What dose of external-beam radiation is high enough for prostate cancer? INTERNATIONAL JOURNAL OF RADIATION ONCOLOGY BIOLOGY PHYSICS Eade, T. N., Hanlon, A. L., Horwitz, E. M., Buyyounouski, M. K., Hanks, G. E., Pollack, A. 2007; 68 (3): 682-689

Abstract

To quantify the radiotherapy dose-response of prostate cancer, adjusted for prognostic factors in a mature cohort of men treated relatively uniformly at a single institution.The study cohort consisted of 1,530 men treated with three-dimensional conformal external-beam radiotherapy between 1989 and 2002. Patients were divided into four isocenter dose groups: <70 Gy (n = 43), 70-74.9 Gy (n = 552), 75-79.9 Gy (n = 568), and > or =80 Gy (n = 367). The primary endpoints were freedom from biochemical failure (FFBF), defined by American Society for Therapeutic Radiology and Oncology (ASTRO) and Phoenix (nadir + 2.0 ng/mL) criteria, and freedom from distant metastases (FFDM). Multivariate analyses were performed and adjusted Kaplan-Meier estimates were calculated.
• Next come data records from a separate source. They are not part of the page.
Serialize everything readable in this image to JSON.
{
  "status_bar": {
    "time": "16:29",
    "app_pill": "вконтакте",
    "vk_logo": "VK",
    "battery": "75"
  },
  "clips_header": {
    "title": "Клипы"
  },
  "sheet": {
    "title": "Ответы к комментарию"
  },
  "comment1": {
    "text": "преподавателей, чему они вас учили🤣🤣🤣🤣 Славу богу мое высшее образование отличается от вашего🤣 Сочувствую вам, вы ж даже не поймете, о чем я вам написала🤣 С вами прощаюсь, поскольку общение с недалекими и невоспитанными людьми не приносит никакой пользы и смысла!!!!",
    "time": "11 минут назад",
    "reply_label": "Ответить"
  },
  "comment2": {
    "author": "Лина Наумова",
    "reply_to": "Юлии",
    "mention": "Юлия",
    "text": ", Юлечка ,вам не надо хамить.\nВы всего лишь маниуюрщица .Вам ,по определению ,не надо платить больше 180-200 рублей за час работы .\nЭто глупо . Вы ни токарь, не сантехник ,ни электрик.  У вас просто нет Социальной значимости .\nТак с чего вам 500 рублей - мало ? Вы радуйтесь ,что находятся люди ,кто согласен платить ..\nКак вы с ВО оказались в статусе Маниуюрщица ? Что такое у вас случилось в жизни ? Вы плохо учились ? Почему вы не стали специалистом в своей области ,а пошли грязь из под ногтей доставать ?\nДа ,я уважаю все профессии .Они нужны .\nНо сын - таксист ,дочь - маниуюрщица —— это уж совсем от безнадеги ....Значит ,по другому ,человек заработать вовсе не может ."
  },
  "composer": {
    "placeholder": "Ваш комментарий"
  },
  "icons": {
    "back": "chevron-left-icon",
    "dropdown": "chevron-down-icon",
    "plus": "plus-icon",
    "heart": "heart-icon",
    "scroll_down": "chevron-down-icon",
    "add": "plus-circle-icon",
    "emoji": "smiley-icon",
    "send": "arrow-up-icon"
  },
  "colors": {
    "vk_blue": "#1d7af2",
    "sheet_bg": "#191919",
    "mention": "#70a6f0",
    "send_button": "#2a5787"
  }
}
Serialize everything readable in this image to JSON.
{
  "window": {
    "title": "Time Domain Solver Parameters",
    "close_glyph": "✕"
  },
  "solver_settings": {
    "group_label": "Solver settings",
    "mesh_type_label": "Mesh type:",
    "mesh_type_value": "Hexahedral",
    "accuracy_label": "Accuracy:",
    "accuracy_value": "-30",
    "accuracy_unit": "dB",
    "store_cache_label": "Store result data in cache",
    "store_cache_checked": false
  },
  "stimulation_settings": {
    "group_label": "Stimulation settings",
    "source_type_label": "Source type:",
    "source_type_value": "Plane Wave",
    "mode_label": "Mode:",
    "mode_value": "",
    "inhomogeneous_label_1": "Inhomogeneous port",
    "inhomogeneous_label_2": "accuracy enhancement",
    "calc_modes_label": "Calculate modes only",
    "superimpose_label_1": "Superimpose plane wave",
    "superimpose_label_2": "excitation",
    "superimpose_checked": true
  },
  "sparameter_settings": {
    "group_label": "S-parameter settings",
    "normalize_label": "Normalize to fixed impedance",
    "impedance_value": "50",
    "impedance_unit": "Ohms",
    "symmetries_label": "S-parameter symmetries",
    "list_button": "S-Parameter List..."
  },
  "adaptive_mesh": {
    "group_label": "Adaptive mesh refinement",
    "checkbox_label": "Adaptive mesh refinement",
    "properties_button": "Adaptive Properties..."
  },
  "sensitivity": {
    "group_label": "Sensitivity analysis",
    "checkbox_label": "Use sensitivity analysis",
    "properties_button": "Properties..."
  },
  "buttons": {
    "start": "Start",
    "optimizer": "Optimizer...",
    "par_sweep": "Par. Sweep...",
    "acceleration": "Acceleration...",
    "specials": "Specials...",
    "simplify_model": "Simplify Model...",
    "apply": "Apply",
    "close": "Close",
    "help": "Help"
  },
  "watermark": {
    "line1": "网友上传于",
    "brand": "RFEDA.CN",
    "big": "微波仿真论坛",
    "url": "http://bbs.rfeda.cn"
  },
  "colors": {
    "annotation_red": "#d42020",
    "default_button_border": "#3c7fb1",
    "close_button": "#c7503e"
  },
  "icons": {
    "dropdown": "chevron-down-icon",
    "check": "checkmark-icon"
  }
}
Logit regression dose-response functions were determined at 5 and 8 years for FFBF and at 5 and 10 years for FFDM.Radiotherapy dose was significant in multivariate analyses for FFBF (ASTRO and Phoenix) and FFDM. Adjusted 5-year estimates of ASTRO FFBF for the four dose groups were 60%, 68%, 76%, and 84%. Adjusted 5-year Phoenix FFBFs for the four dose groups were 70%, 81%, 83%, and 89%. Adjusted 5-year and 10-year estimates of FFDM for the four dose groups were 96% and 93%, 97% and 93%, 99% and 95%, and 98% and 96%. Dose-response functions showed an increasing benefit for doses > or =80 Gy.Doses of > or =80 Gy are recommended for most men with prostate cancer. The ASTRO definition of biochemical failure does not accurately estimate the effects of radiotherapy at 5 years because of backdating, compared to the Phoenix definition, which is less sensitive to follow-up and more reproducible over time.

View details for DOI 10.1016/j.ijrobp.2007.01.008

View details for Web of Science ID 000247284600007

View details for PubMedID 17398026